Imagining Maltese history
Robert Attard, Romina Azzopardi: Daily Life in 18th-Century Malta, Midsea Books, 2011, 175 pp.
Written by Romina Azzopardi and Robert Attard (co-authors of Antique Collecting in Malta), Daily Life in Eighteenth-Century Malta offers a glimpse into Maltese society during an exciting period of social change.
The book proposes a fascinating journey through the period’s foibles and eccentricities, lavishly illustrated and crammed with stories all cherry-picked to provoke a reaction.
There are tales of devout prostitutes, lascivious knights, beloved barber-surgeons and curmudgeonly clerics – if it reads like the cast of a grotesque pantomime, it’s because the authors know their audience.
This isn’t a scholarly tome (and indeed, much of the information in the book will not be unfamiliar to Melitensia connoisseurs) but it doesn’t propose to be one, either.
The pleasure it offers comes from the playful juxtaposition of delightful illustrations and irreverent fun. The tone strikes a wry balance between tongue-in-cheek commentary and historical anecdote, in a style popularised by Giovanni Bonello.
Azzopardi and Attard have written their little history with a careful eye to primary sources (many of which are extensively quoted and referenced), reconstructing an idiosyncratic vision of 18th-century life in Malta drawn from judicial records, traveller’s accounts, and other bits of narrative debris that come part-and-parcel with every square inch of Maltese soil.
You can’t move for the ghosts of things past, and it’s refreshing to find new popular historians who are willing to take the plunge and attempt amusing recreations of local lives.
The introduction tells us that “the Code de Rohan was very intrusive in matters relating to the use of persons’ organs of procreation” and goes on to say that “the parish priest of Żurrieq was convicted of pimping” and “prostitutes recited the rosary while they waited for clients”.

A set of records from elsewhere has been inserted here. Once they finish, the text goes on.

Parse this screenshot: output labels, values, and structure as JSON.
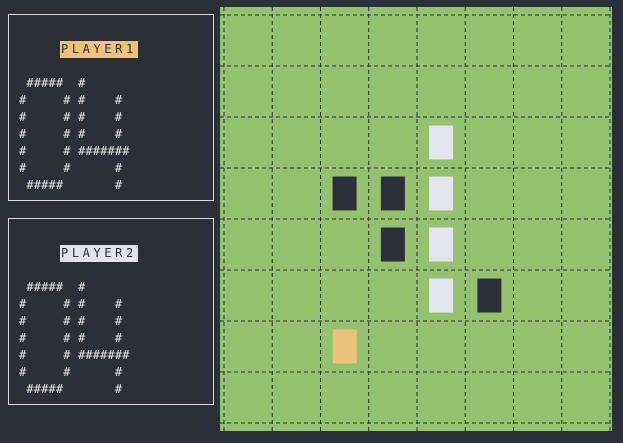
{
  "players": [
    {
      "label": "PLAYER1",
      "score_art": " #####  #\n#     # #    #\n#     # #    #\n#     # #    #\n#     # #######\n#     #      #\n #####       #"
    },
    {
      "label": "PLAYER2",
      "score_art": " #####  #\n#     # #    #\n#     # #    #\n#     # #    #\n#     # #######\n#     #      #\n #####       #"
    }
  ],
  "board": {
    "columns": 8,
    "rows": 8,
    "colors": {
      "background": "#95c26f",
      "grid_line": "#2b2f38",
      "dark_piece": "#2b2f38",
      "light_piece": "#e2e6ec",
      "cursor": "#eec17c"
    },
    "pieces": [
      {
        "row": 2,
        "col": 4,
        "color": "light"
      },
      {
        "row": 3,
        "col": 2,
        "color": "dark"
      },
      {
        "row": 3,
        "col": 3,
        "color": "dark"
      },
      {
        "row": 3,
        "col": 4,
        "color": "light"
      },
      {
        "row": 4,
        "col": 3,
        "color": "dark"
      },
      {
        "row": 4,
        "col": 4,
        "color": "light"
      },
      {
        "row": 5,
        "col": 4,
        "color": "light"
      },
      {
        "row": 5,
        "col": 5,
        "color": "dark"
      }
    ],
    "cursor": {
      "row": 6,
      "col": 2
    }
  }
}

It’s that kind of book, and if you’re looking for the most genteel kind of racy reading around, this should do the trick. The volume touches on the darker side of life too, noting the ways that anti-Semitic laws were enforced with particular severity, and slavery was so ingrained that many people didn’t consider slaves ‘human’ at all – even the Church’s tempering presence couldn’t alleviate that sad state of affairs.

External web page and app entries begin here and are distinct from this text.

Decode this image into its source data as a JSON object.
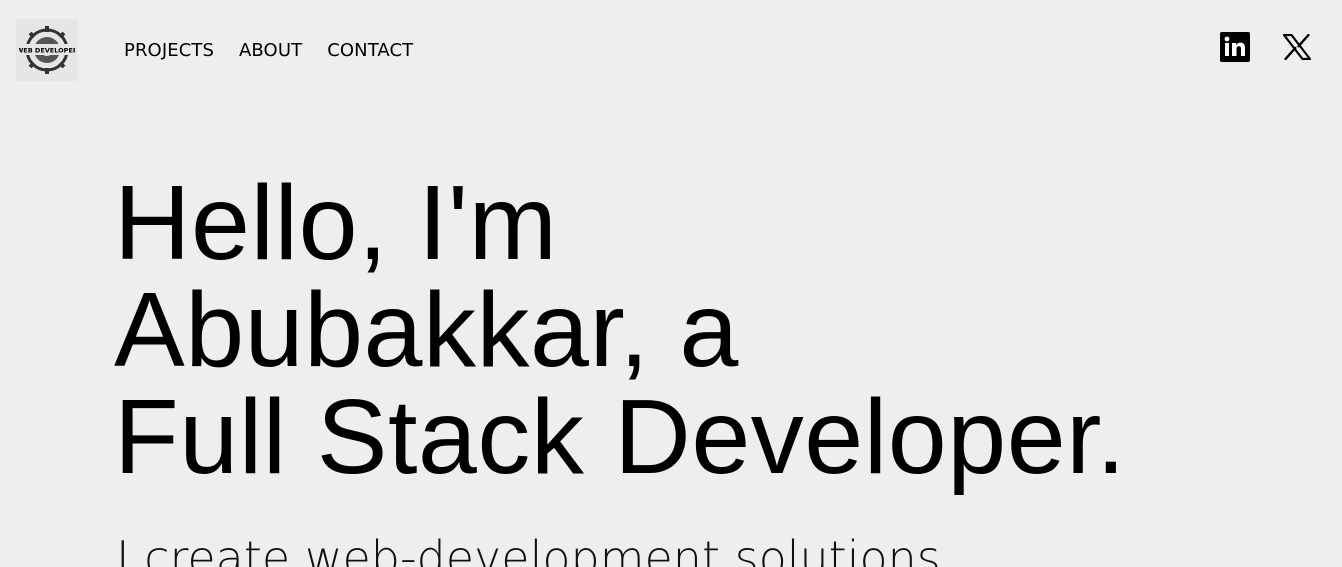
{
  "header": {
    "logo": {
      "icon": "web-developer-gear-logo",
      "text": "WEB DEVELOPER"
    },
    "nav": [
      {
        "label": "PROJECTS"
      },
      {
        "label": "ABOUT"
      },
      {
        "label": "CONTACT"
      }
    ],
    "social": [
      {
        "icon": "linkedin-icon"
      },
      {
        "icon": "x-icon"
      }
    ]
  },
  "hero": {
    "line1": "Hello, I'm",
    "line2": "Abubakkar, a",
    "line3": "Full Stack Developer.",
    "tagline": "I create web-development solutions"
  },
  "colors": {
    "background": "#eeeeee",
    "text": "#000000"
  }
}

If you’ve ever wondered what food people ate then (why caffeine became a national addiction), what clothes were paraded up and down the streets of Valletta, and how the long arm of the law affected locals’ lives, this book won’t disappoint.

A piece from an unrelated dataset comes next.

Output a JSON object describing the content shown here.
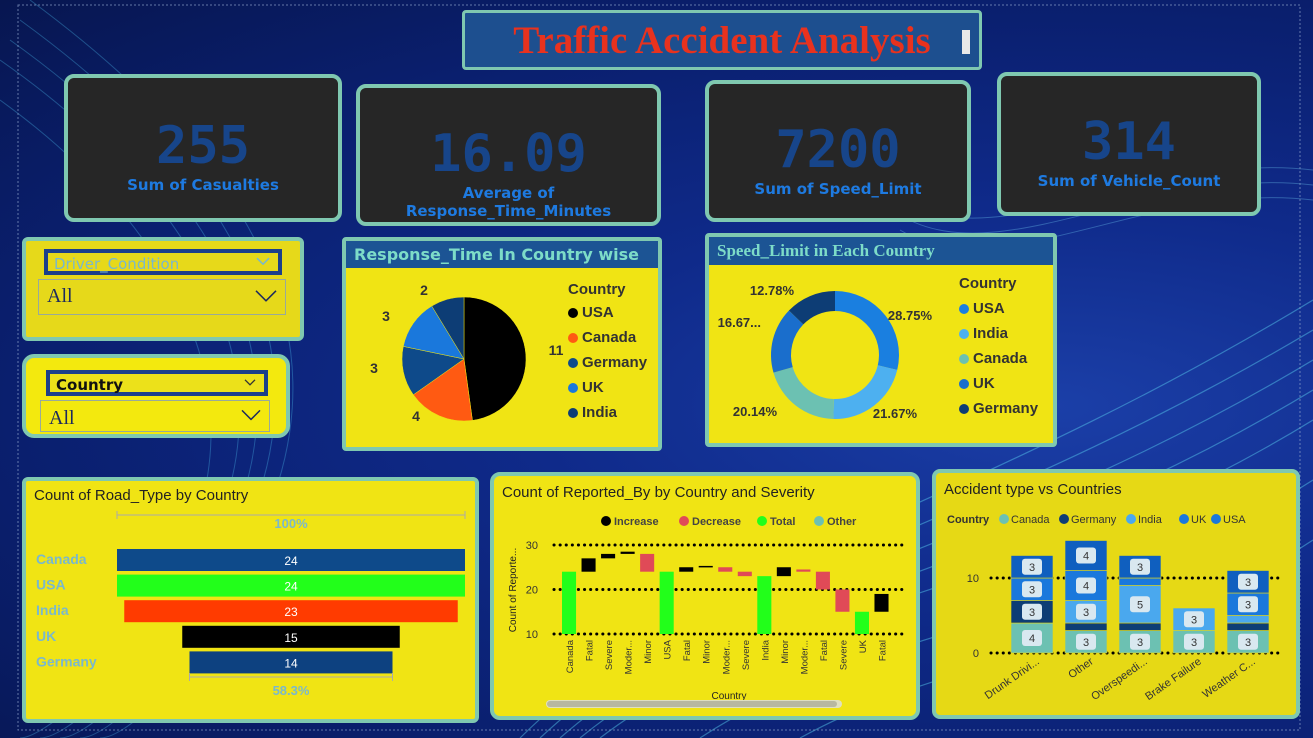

Most of the illustrations in the book are pictures of authentic 18th century artefacts from private collections, and as the authors of Antique Collecting in Malta the pair were perfectly placed to get photographs of some exquisite objects.
Daily life in 18th-century Malta will certainly find a welcome place on many bedside tables. Anybody with an interest in Maltese social customs in the 1700s (or with an inordinate enthusiasm for breeches or petticoats) will enjoy this book.